*REQUIREMENT:* Return all records exactly. Nothing may be added.

Dataset rows describing interfaces
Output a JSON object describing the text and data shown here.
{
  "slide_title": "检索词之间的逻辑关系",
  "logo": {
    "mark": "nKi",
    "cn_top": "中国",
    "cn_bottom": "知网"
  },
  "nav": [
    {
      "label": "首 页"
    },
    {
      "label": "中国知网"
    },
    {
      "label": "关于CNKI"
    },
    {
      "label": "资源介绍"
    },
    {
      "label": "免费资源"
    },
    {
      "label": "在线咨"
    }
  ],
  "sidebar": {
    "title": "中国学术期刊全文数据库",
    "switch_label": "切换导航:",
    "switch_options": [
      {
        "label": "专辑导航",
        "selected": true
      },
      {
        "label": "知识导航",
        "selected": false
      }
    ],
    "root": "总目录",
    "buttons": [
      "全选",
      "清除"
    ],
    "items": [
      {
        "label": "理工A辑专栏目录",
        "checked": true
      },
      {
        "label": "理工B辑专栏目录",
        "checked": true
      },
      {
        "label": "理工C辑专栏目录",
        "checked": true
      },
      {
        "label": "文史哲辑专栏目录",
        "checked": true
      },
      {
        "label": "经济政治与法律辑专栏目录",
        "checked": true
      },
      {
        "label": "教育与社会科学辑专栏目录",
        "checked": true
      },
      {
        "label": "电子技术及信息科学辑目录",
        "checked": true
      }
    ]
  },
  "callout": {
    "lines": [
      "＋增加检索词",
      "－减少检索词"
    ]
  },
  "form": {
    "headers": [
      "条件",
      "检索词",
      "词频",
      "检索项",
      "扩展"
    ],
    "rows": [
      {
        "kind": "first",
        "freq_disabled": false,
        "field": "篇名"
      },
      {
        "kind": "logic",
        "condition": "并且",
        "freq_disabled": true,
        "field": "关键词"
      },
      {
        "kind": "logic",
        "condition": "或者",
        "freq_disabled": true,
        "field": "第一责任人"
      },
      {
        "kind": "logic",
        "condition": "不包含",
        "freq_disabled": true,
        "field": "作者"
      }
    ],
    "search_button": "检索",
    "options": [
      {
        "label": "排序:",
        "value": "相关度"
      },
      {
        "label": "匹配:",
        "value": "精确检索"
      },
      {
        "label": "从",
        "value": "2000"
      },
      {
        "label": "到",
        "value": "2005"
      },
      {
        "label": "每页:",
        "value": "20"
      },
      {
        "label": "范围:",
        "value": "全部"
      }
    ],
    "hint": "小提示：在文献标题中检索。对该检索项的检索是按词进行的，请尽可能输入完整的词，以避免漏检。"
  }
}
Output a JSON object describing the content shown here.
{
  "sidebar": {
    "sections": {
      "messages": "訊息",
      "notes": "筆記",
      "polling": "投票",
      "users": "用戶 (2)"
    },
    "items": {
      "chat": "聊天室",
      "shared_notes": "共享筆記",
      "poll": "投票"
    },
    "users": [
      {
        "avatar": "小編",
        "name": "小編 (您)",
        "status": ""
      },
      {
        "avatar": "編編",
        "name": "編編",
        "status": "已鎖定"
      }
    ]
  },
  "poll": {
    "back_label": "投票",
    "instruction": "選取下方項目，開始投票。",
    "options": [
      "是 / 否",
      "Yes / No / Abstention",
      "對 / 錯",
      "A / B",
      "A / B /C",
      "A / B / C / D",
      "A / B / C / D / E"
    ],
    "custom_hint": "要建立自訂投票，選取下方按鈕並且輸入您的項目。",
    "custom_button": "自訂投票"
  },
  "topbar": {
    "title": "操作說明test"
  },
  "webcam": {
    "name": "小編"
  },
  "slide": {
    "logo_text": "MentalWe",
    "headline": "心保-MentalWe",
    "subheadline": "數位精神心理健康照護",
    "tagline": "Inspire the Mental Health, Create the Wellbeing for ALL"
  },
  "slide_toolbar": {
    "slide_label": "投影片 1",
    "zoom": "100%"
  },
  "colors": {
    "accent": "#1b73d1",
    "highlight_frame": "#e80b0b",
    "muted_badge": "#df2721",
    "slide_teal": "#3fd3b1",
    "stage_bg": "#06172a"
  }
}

*WRITTEN SOLUTION:*
Output a JSON object describing the text and data shown here.
{
  "slide_title": "检索词之间的逻辑关系",
  "logo": {
    "mark": "nKi",
    "cn_top": "中国",
    "cn_bottom": "知网"
  },
  "nav": [
    {
      "label": "首 页"
    },
    {
      "label": "中国知网"
    },
    {
      "label": "关于CNKI"
    },
    {
      "label": "资源介绍"
    },
    {
      "label": "免费资源"
    },
    {
      "label": "在线咨"
    }
  ],
  "sidebar": {
    "title": "中国学术期刊全文数据库",
    "switch_label": "切换导航:",
    "switch_options": [
      {
        "label": "专辑导航",
        "selected": true
      },
      {
        "label": "知识导航",
        "selected": false
      }
    ],
    "root": "总目录",
    "buttons": [
      "全选",
      "清除"
    ],
    "items": [
      {
        "label": "理工A辑专栏目录",
        "checked": true
      },
      {
        "label": "理工B辑专栏目录",
        "checked": true
      },
      {
        "label": "理工C辑专栏目录",
        "checked": true
      },
      {
        "label": "文史哲辑专栏目录",
        "checked": true
      },
      {
        "label": "经济政治与法律辑专栏目录",
        "checked": true
      },
      {
        "label": "教育与社会科学辑专栏目录",
        "checked": true
      },
      {
        "label": "电子技术及信息科学辑目录",
        "checked": true
      }
    ]
  },
  "callout": {
    "lines": [
      "＋增加检索词",
      "－减少检索词"
    ]
  },
  "form": {
    "headers": [
      "条件",
      "检索词",
      "词频",
      "检索项",
      "扩展"
    ],
    "rows": [
      {
        "kind": "first",
        "freq_disabled": false,
        "field": "篇名"
      },
      {
        "kind": "logic",
        "condition": "并且",
        "freq_disabled": true,
        "field": "关键词"
      },
      {
        "kind": "logic",
        "condition": "或者",
        "freq_disabled": true,
        "field": "第一责任人"
      },
      {
        "kind": "logic",
        "condition": "不包含",
        "freq_disabled": true,
        "field": "作者"
      }
    ],
    "search_button": "检索",
    "options": [
      {
        "label": "排序:",
        "value": "相关度"
      },
      {
        "label": "匹配:",
        "value": "精确检索"
      },
      {
        "label": "从",
        "value": "2000"
      },
      {
        "label": "到",
        "value": "2005"
      },
      {
        "label": "每页:",
        "value": "20"
      },
      {
        "label": "范围:",
        "value": "全部"
      }
    ],
    "hint": "小提示：在文献标题中检索。对该检索项的检索是按词进行的，请尽可能输入完整的词，以避免漏检。"
  }
}
Output a JSON object describing the content shown here.
{
  "sidebar": {
    "sections": {
      "messages": "訊息",
      "notes": "筆記",
      "polling": "投票",
      "users": "用戶 (2)"
    },
    "items": {
      "chat": "聊天室",
      "shared_notes": "共享筆記",
      "poll": "投票"
    },
    "users": [
      {
        "avatar": "小編",
        "name": "小編 (您)",
        "status": ""
      },
      {
        "avatar": "編編",
        "name": "編編",
        "status": "已鎖定"
      }
    ]
  },
  "poll": {
    "back_label": "投票",
    "instruction": "選取下方項目，開始投票。",
    "options": [
      "是 / 否",
      "Yes / No / Abstention",
      "對 / 錯",
      "A / B",
      "A / B /C",
      "A / B / C / D",
      "A / B / C / D / E"
    ],
    "custom_hint": "要建立自訂投票，選取下方按鈕並且輸入您的項目。",
    "custom_button": "自訂投票"
  },
  "topbar": {
    "title": "操作說明test"
  },
  "webcam": {
    "name": "小編"
  },
  "slide": {
    "logo_text": "MentalWe",
    "headline": "心保-MentalWe",
    "subheadline": "數位精神心理健康照護",
    "tagline": "Inspire the Mental Health, Create the Wellbeing for ALL"
  },
  "slide_toolbar": {
    "slide_label": "投影片 1",
    "zoom": "100%"
  },
  "colors": {
    "accent": "#1b73d1",
    "highlight_frame": "#e80b0b",
    "muted_badge": "#df2721",
    "slide_teal": "#3fd3b1",
    "stage_bg": "#06172a"
  }
}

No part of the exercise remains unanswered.